**AIM OF THE TASK**
Check each line of the data for "legend" and select those that have it.

(EXERCISE DATA Opens)

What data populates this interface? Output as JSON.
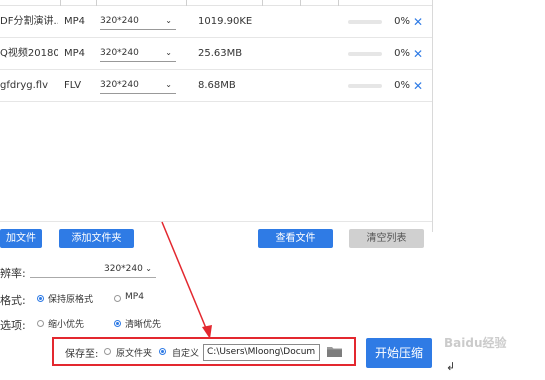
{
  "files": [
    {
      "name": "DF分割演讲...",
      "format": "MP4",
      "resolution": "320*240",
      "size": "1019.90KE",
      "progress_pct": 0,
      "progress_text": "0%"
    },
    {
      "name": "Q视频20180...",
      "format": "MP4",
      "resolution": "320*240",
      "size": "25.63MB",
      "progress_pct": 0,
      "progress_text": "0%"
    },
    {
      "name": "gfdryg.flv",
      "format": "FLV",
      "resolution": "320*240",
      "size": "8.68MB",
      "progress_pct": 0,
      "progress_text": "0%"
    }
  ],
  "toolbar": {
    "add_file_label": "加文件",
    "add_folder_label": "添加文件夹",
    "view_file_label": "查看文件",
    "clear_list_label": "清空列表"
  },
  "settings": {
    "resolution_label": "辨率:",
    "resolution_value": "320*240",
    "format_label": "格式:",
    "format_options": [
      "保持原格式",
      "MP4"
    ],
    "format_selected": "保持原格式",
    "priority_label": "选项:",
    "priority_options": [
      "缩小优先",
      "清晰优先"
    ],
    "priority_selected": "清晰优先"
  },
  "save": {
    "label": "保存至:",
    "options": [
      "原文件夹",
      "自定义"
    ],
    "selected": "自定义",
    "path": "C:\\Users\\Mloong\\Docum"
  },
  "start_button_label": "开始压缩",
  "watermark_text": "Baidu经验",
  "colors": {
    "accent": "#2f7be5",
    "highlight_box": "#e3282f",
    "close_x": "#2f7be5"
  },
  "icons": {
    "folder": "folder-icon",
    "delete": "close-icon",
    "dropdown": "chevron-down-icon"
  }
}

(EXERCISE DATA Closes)
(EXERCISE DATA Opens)

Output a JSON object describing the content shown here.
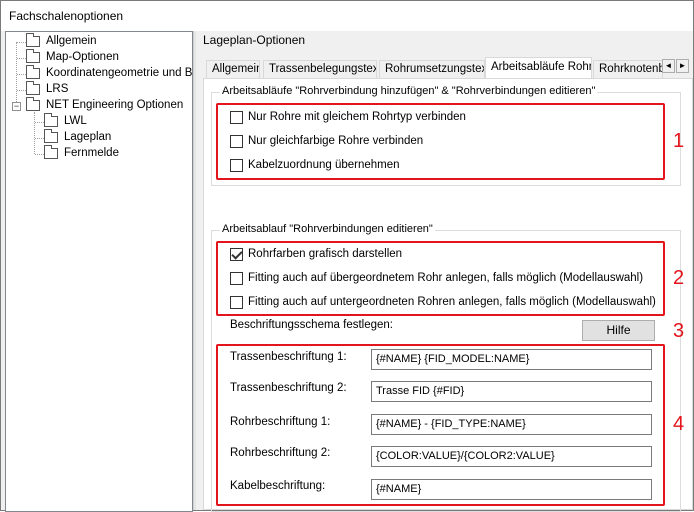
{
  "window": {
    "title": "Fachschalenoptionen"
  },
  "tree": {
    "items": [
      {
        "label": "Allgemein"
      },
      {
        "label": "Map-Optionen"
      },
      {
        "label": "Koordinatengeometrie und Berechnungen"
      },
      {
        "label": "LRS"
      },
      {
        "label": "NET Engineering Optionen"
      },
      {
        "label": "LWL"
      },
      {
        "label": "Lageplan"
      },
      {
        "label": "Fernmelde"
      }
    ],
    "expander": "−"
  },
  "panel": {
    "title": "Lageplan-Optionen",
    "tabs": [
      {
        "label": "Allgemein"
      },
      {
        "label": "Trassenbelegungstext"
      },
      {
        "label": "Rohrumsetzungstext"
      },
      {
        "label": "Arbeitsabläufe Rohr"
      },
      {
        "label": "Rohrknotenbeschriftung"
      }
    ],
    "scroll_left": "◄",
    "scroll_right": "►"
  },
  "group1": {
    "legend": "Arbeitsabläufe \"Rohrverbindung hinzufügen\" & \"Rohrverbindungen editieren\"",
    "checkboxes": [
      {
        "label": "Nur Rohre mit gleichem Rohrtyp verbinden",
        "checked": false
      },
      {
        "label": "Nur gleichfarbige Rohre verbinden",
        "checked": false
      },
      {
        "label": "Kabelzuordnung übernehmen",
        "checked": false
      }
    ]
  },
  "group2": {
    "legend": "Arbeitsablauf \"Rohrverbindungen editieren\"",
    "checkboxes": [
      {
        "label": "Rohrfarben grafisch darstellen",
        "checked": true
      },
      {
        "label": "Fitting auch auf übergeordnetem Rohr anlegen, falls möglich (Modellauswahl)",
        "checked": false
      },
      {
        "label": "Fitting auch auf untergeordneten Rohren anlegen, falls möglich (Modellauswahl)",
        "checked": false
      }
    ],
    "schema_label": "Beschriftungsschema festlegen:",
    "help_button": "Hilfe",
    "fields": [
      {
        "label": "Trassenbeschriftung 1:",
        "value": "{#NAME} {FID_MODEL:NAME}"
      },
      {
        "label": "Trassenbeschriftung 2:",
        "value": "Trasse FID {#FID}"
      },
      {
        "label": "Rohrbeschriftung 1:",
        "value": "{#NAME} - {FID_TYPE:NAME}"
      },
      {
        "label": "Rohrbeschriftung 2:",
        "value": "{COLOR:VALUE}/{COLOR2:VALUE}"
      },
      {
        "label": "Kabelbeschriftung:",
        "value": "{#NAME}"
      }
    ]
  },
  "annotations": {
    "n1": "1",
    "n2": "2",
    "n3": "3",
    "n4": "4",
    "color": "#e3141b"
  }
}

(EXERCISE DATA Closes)
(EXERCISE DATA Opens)

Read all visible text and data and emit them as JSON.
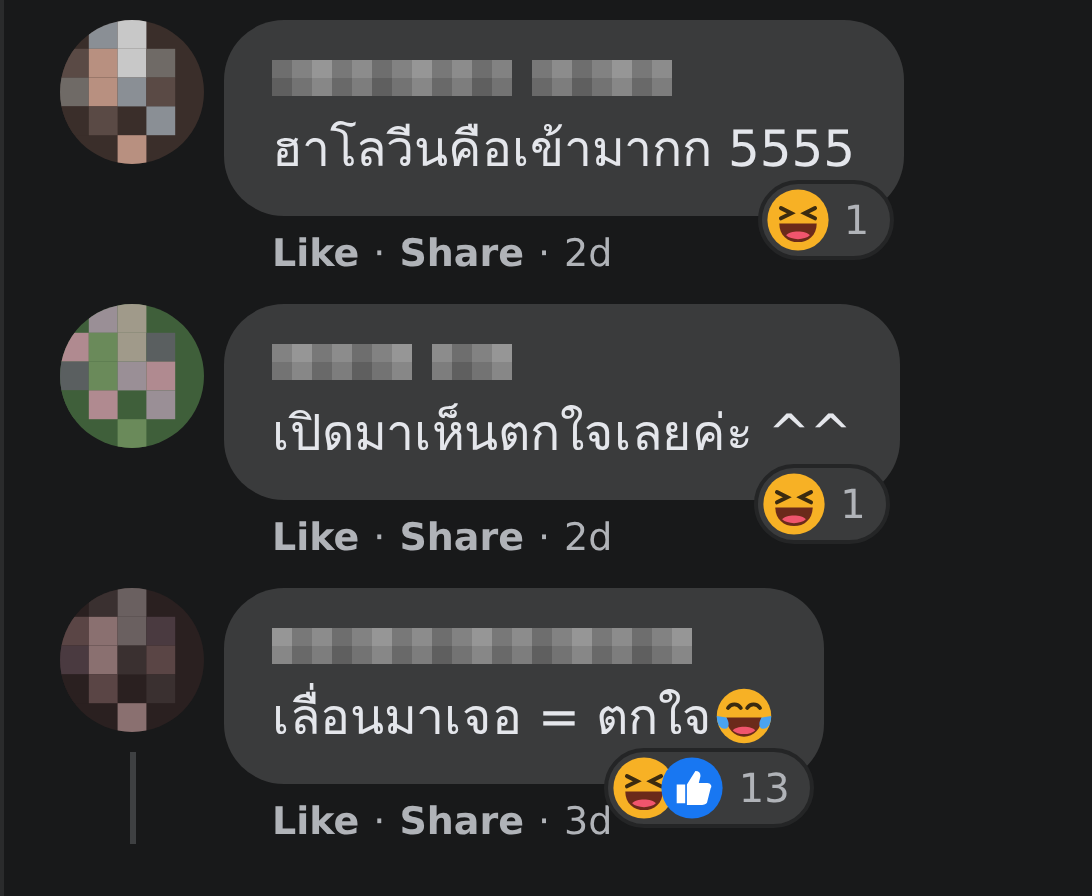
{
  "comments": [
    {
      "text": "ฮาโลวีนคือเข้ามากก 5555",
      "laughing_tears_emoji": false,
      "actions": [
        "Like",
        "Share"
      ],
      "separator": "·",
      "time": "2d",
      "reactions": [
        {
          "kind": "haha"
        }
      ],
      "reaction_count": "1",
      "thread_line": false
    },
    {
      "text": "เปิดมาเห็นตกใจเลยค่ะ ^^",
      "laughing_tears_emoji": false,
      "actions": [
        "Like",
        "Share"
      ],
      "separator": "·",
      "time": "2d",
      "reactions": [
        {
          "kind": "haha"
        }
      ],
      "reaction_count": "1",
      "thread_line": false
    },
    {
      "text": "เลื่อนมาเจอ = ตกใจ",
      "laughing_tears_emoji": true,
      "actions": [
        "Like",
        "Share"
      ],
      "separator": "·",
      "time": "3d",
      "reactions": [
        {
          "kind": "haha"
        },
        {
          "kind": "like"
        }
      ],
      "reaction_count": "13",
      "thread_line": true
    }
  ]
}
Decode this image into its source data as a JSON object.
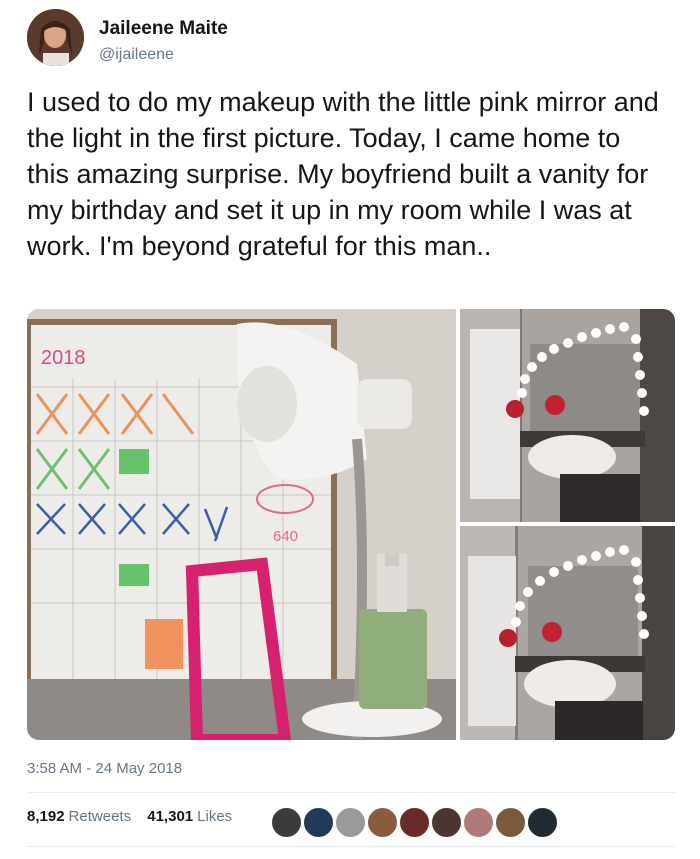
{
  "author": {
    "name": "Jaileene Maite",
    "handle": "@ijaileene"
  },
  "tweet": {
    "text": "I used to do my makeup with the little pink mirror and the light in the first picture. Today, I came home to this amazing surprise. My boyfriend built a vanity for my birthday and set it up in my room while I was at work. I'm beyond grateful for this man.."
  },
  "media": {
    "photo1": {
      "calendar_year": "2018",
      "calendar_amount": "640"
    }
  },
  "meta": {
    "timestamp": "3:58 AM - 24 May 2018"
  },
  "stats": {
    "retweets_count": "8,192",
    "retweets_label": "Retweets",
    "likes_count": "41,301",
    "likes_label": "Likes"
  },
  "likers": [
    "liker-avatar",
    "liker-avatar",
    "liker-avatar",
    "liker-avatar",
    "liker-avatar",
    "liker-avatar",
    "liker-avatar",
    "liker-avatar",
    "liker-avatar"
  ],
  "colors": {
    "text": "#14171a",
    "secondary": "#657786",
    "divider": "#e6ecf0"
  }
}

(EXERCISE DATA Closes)

**SOLVED EXERCISE**
    "legend": "Arbeitsabläufe \"Rohrverbindung hinzufügen\" & \"Rohrverbindungen editieren\"",
    "legend": "Arbeitsablauf \"Rohrverbindungen editieren\"",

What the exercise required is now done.